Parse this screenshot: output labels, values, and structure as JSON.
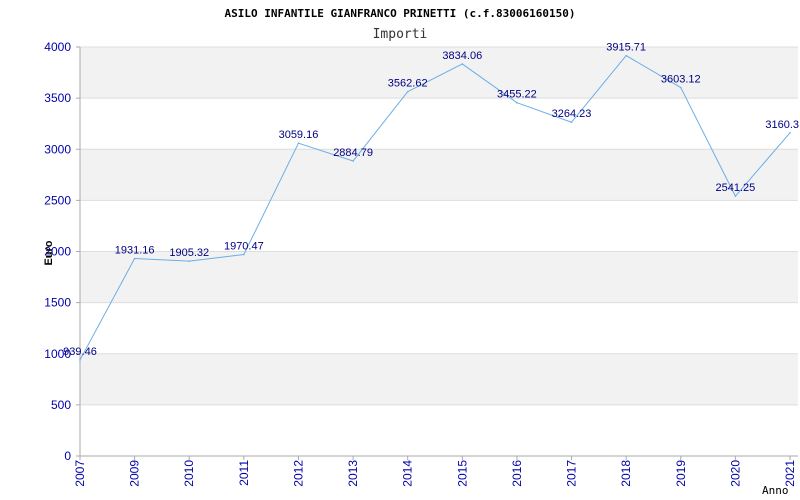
{
  "chart_data": {
    "type": "line",
    "title": "ASILO INFANTILE GIANFRANCO PRINETTI (c.f.83006160150)",
    "subtitle": "Importi",
    "xlabel": "Anno",
    "ylabel": "Euro",
    "categories": [
      "2007",
      "2009",
      "2010",
      "2011",
      "2012",
      "2013",
      "2014",
      "2015",
      "2016",
      "2017",
      "2018",
      "2019",
      "2020",
      "2021"
    ],
    "values": [
      939.46,
      1931.16,
      1905.32,
      1970.47,
      3059.16,
      2884.79,
      3562.62,
      3834.06,
      3455.22,
      3264.23,
      3915.71,
      3603.12,
      2541.25,
      3160.3
    ],
    "ylim": [
      0,
      4000
    ],
    "yticks": [
      0,
      500,
      1000,
      1500,
      2000,
      2500,
      3000,
      3500,
      4000
    ],
    "grid": true,
    "banded_background": true,
    "data_labels_shown": true,
    "markers": false
  },
  "colors": {
    "line": "#6aaee8",
    "data_label": "#000080",
    "tick_label": "#0000aa",
    "band": "#f2f2f2",
    "grid": "#dddddd",
    "axis": "#aaaaaa"
  }
}
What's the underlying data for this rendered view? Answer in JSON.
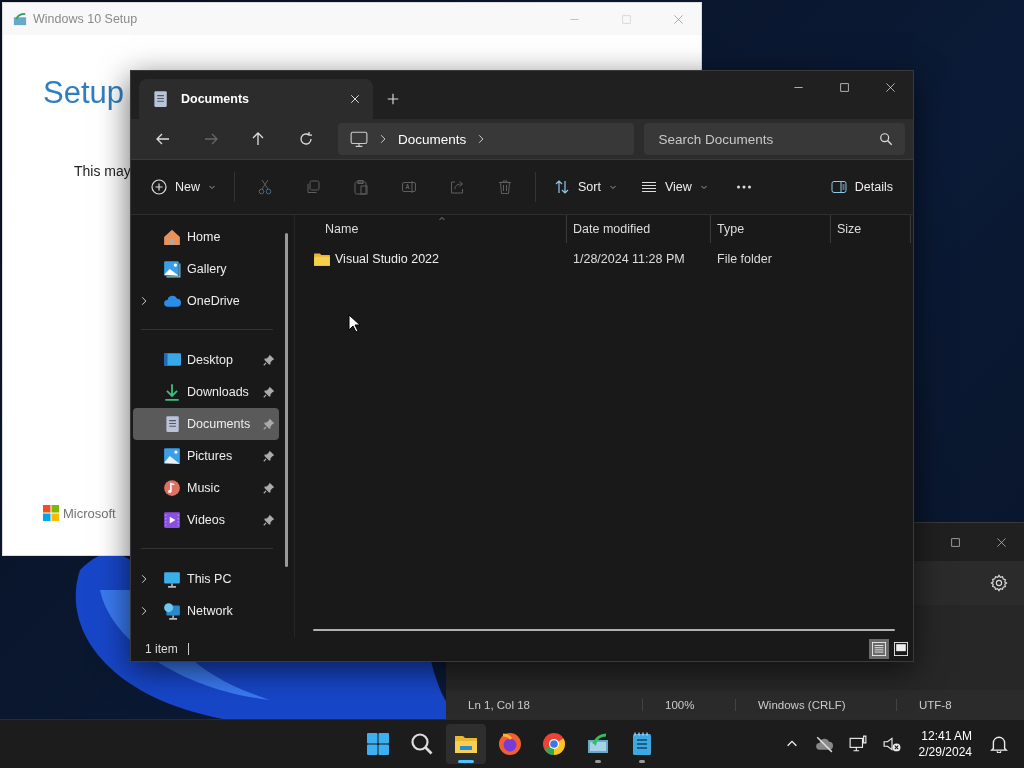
{
  "setup_window": {
    "title": "Windows 10 Setup",
    "heading": "Setup",
    "message": "This may",
    "brand": "Microsoft"
  },
  "notepad_window": {
    "status_bar": [
      "Ln 1, Col 18",
      "100%",
      "Windows (CRLF)",
      "UTF-8"
    ]
  },
  "explorer": {
    "tabs": [
      {
        "label": "Documents",
        "selected": true
      }
    ],
    "nav": [
      {
        "kind": "back",
        "disabled": false
      },
      {
        "kind": "forward",
        "disabled": true
      },
      {
        "kind": "up",
        "disabled": false
      },
      {
        "kind": "refresh",
        "disabled": false
      }
    ],
    "breadcrumb": [
      "Documents"
    ],
    "search": {
      "placeholder": "Search Documents"
    },
    "toolbar": [
      {
        "kind": "new",
        "label": "New",
        "disabled": false
      },
      {
        "kind": "cut",
        "disabled": true
      },
      {
        "kind": "copy",
        "disabled": true
      },
      {
        "kind": "paste",
        "disabled": true
      },
      {
        "kind": "rename",
        "disabled": true
      },
      {
        "kind": "share",
        "disabled": true
      },
      {
        "kind": "delete",
        "disabled": true
      },
      {
        "kind": "sort",
        "label": "Sort",
        "disabled": false
      },
      {
        "kind": "view",
        "label": "View",
        "disabled": false
      },
      {
        "kind": "more",
        "disabled": false
      },
      {
        "kind": "details",
        "label": "Details",
        "disabled": false
      }
    ],
    "sidebar": [
      [
        {
          "kind": "home",
          "label": "Home",
          "selected": false
        },
        {
          "kind": "gallery",
          "label": "Gallery",
          "selected": false
        },
        {
          "kind": "onedrive",
          "label": "OneDrive",
          "selected": false,
          "expanded": false
        }
      ],
      [
        {
          "kind": "desktop",
          "label": "Desktop",
          "selected": false,
          "pinned": true
        },
        {
          "kind": "downloads",
          "label": "Downloads",
          "selected": false,
          "pinned": true
        },
        {
          "kind": "documents",
          "label": "Documents",
          "selected": true,
          "pinned": true
        },
        {
          "kind": "pictures",
          "label": "Pictures",
          "selected": false,
          "pinned": true
        },
        {
          "kind": "music",
          "label": "Music",
          "selected": false,
          "pinned": true
        },
        {
          "kind": "videos",
          "label": "Videos",
          "selected": false,
          "pinned": true
        }
      ],
      [
        {
          "kind": "pc",
          "label": "This PC",
          "selected": false,
          "expanded": false
        },
        {
          "kind": "network",
          "label": "Network",
          "selected": false,
          "expanded": false
        }
      ]
    ],
    "columns": [
      "Name",
      "Date modified",
      "Type",
      "Size"
    ],
    "rows": [
      {
        "name": "Visual Studio 2022",
        "date_modified": "1/28/2024 11:28 PM",
        "type": "File folder",
        "selected": false
      }
    ],
    "status": "1 item",
    "view_modes": [
      {
        "kind": "details",
        "selected": true
      },
      {
        "kind": "tiles",
        "selected": false
      }
    ]
  },
  "taskbar": {
    "apps": [
      {
        "kind": "start",
        "running": false,
        "selected": false
      },
      {
        "kind": "search",
        "running": false,
        "selected": false
      },
      {
        "kind": "explorer",
        "running": true,
        "selected": true
      },
      {
        "kind": "firefox",
        "running": false,
        "selected": false
      },
      {
        "kind": "chrome",
        "running": false,
        "selected": false
      },
      {
        "kind": "setup",
        "running": true,
        "selected": false
      },
      {
        "kind": "notepad",
        "running": true,
        "selected": false
      }
    ],
    "time": "12:41 AM",
    "date": "2/29/2024"
  }
}
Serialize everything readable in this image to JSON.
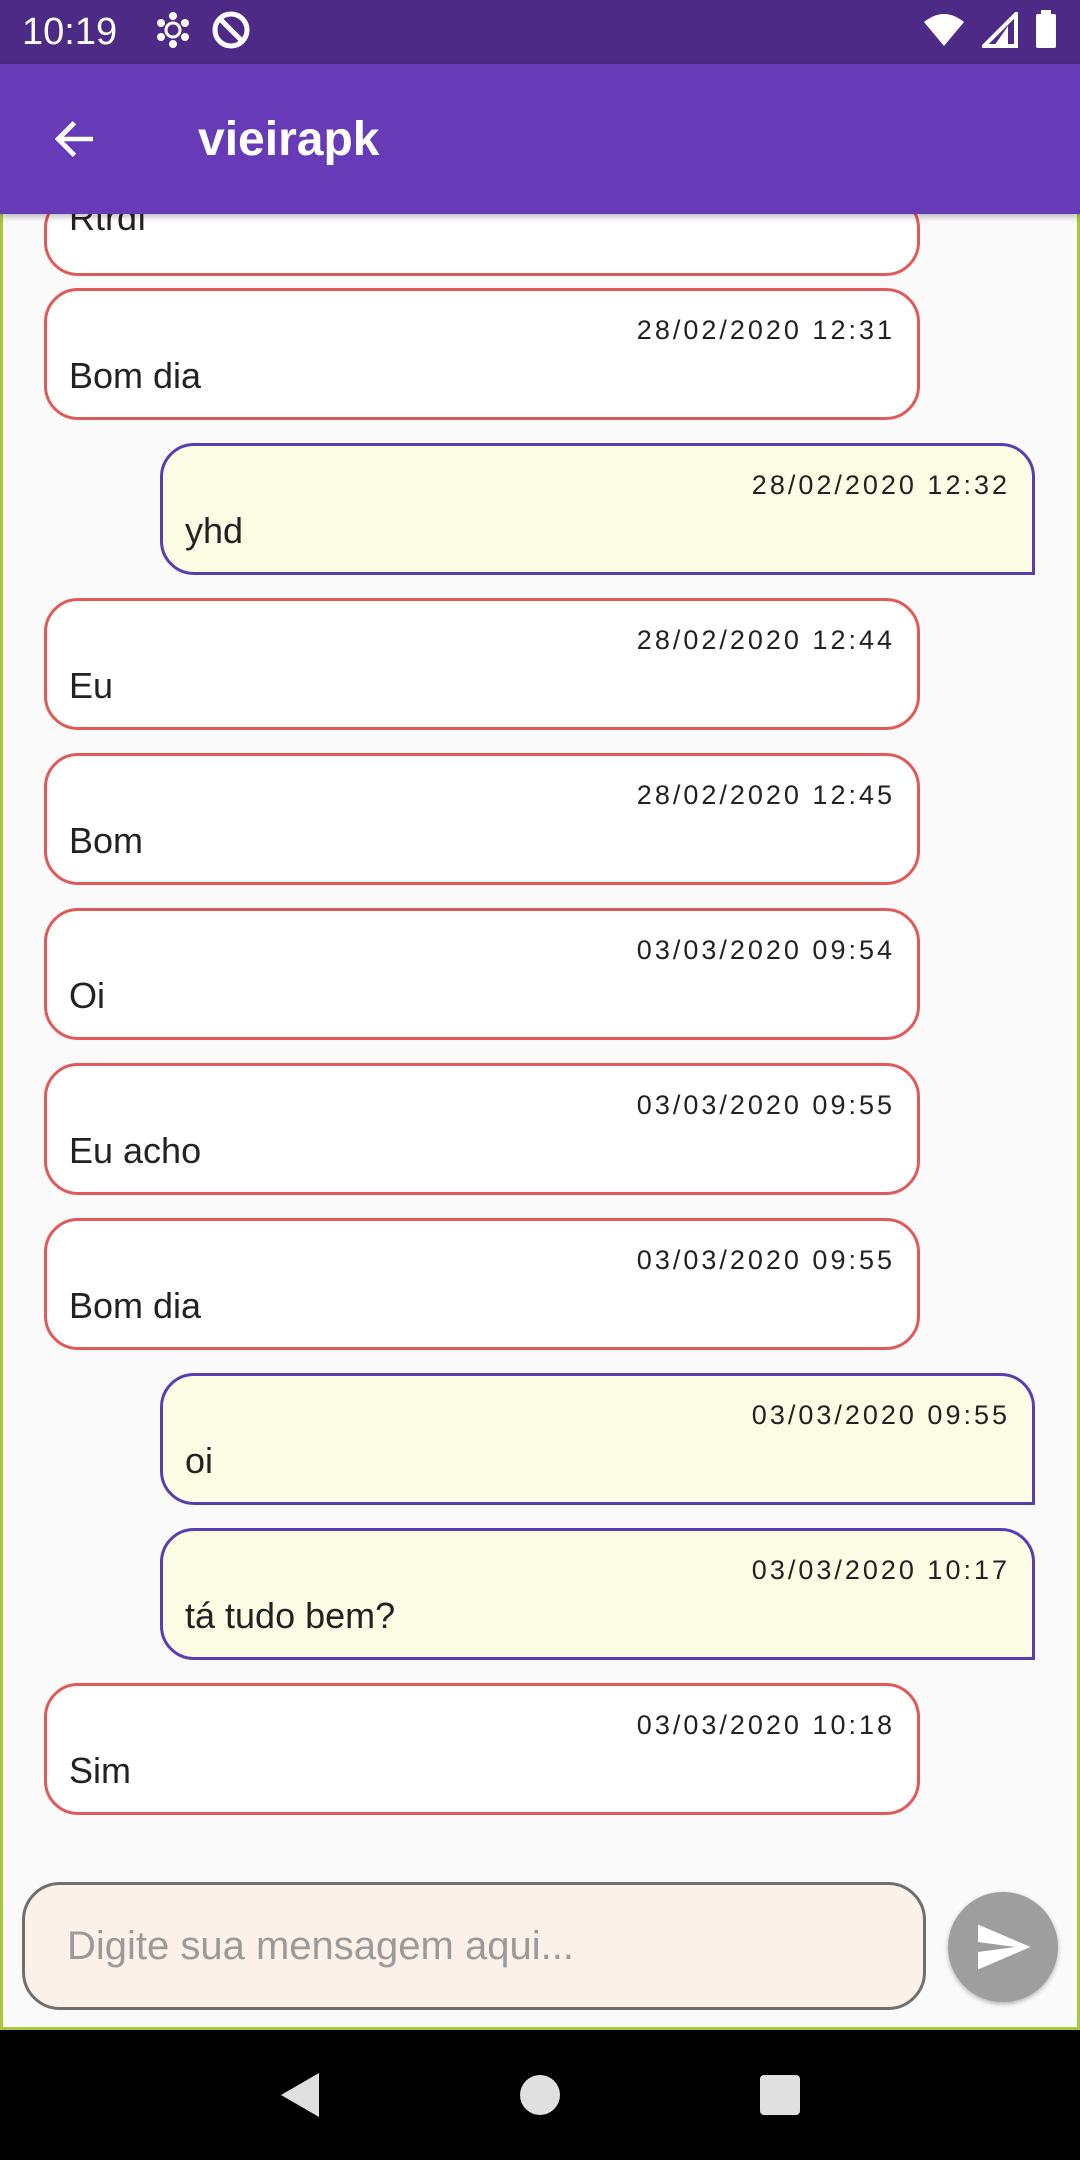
{
  "status_bar": {
    "time": "10:19"
  },
  "app_bar": {
    "title": "vieirapk"
  },
  "messages": [
    {
      "direction": "in",
      "timestamp": "",
      "text": "Rtrdf",
      "partial": true
    },
    {
      "direction": "in",
      "timestamp": "28/02/2020 12:31",
      "text": "Bom dia"
    },
    {
      "direction": "out",
      "timestamp": "28/02/2020 12:32",
      "text": "yhd"
    },
    {
      "direction": "in",
      "timestamp": "28/02/2020 12:44",
      "text": "Eu"
    },
    {
      "direction": "in",
      "timestamp": "28/02/2020 12:45",
      "text": "Bom"
    },
    {
      "direction": "in",
      "timestamp": "03/03/2020 09:54",
      "text": "Oi"
    },
    {
      "direction": "in",
      "timestamp": "03/03/2020 09:55",
      "text": "Eu acho"
    },
    {
      "direction": "in",
      "timestamp": "03/03/2020 09:55",
      "text": "Bom dia"
    },
    {
      "direction": "out",
      "timestamp": "03/03/2020 09:55",
      "text": "oi"
    },
    {
      "direction": "out",
      "timestamp": "03/03/2020 10:17",
      "text": "tá tudo bem?"
    },
    {
      "direction": "in",
      "timestamp": "03/03/2020 10:18",
      "text": "Sim"
    }
  ],
  "composer": {
    "placeholder": "Digite sua mensagem aqui...",
    "value": ""
  },
  "colors": {
    "status_bar": "#4c2a86",
    "app_bar": "#673ab7",
    "incoming_border": "#e05a5a",
    "outgoing_border": "#5a3db0",
    "outgoing_fill": "#fcfce4",
    "send_button": "#9e9e9e"
  },
  "icons": {
    "back": "arrow-back-icon",
    "send": "send-icon",
    "nav_back": "triangle-back-icon",
    "nav_home": "circle-home-icon",
    "nav_recents": "square-recents-icon"
  }
}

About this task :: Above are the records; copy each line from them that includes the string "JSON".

Output below ::
Parse this screenshot: output labels, values, and structure as JSON.
What's the underlying data for this rendered view? Answer in JSON.
Serialize everything readable in this image to JSON.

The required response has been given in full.